In one documentary, however, I found a song that became emblematic--a song I then listened to again and again. This was from Lotte Leyna's German recording of The Three Penny Opera. It is called Solomon in English, Saloman in German. I first heard it on a documentary about Leni Riefenstahl. While Riefenstahl insisted that she didn't know about the concentration camps it was played over and over, like a dirge. The song sounded less ironic in German than it does in English. It sounded mournful. The rhythm is insistent and relentless. It washes over Riefenstahl's denials like waves.

I also listened to Cat Power, blues piano by Jimmy Yancey, and The Cranberries. Each piece of music felt close to the novel or the act of writing it. The Cranberries and Cat Power are close to the feelings of love and betrayal that persisted in Germany during WWII. And Jimmy Yancey's piano seemed closest to the way I seemed to disappear when the writing went well. His blues are deceptively simple--as though the piano is a guitar and he is picking out tunes. I always see him at an old upright late at night in a smoky Chicago bar.
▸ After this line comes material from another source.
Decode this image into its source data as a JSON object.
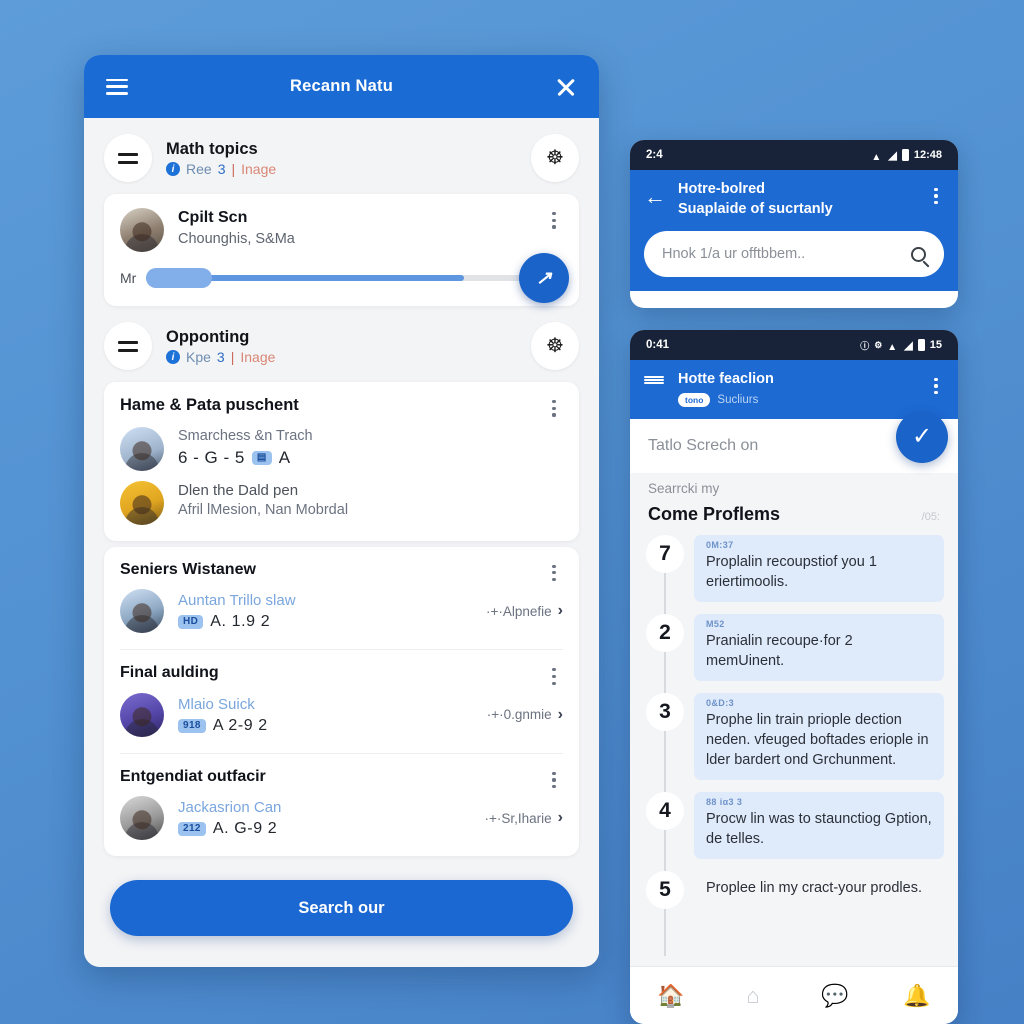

There's a cigarette dangling from his mouth, and he's playing as if no one is listening.

Thaisa Frank and Heidegger's Glasses links:

the author's website
excerpt from the book

Book Illuminations review
Books and Movies review
Historical Novel Review review
Huffington Post review
Reading the Past review
The Road Goes Ever Ever On review
Rundpinne review
Unabridged Chick review

Diary of an Eccentric guest post by the author
The Divining Wand guest post by the author
The Divining Wand interview with the author
Fictionaut interview with the author
Truth, Beauty, Freedom, and Books interview with the author
Write On Online interview with the author

also at Largehearted Boy:

other Book Notes playlists (authors create music playlists for their book)

Online "Best Books of 2010" lists
Online "Best Music of 2010" lists

52 Books, 52 Weeks (weekly book reviews)
Antiheroines (interviews with up and coming female comics artists)
Atomic Books Comics Preview (weekly comics highlights)
Daily Downloads (free and legal daily mp3 downloads)
guest book reviews
Largehearted Word (weekly new book highlights)
musician/author interviews
Note Books (musicians discuss literature)
Shorties (daily music, literature, and pop culture links)
Soundtracked (composers and directors discuss their film's soundtracks)
Try It Before You Buy It (mp3s and full album streams from the week's CD releases)
weekly music & DVD release lists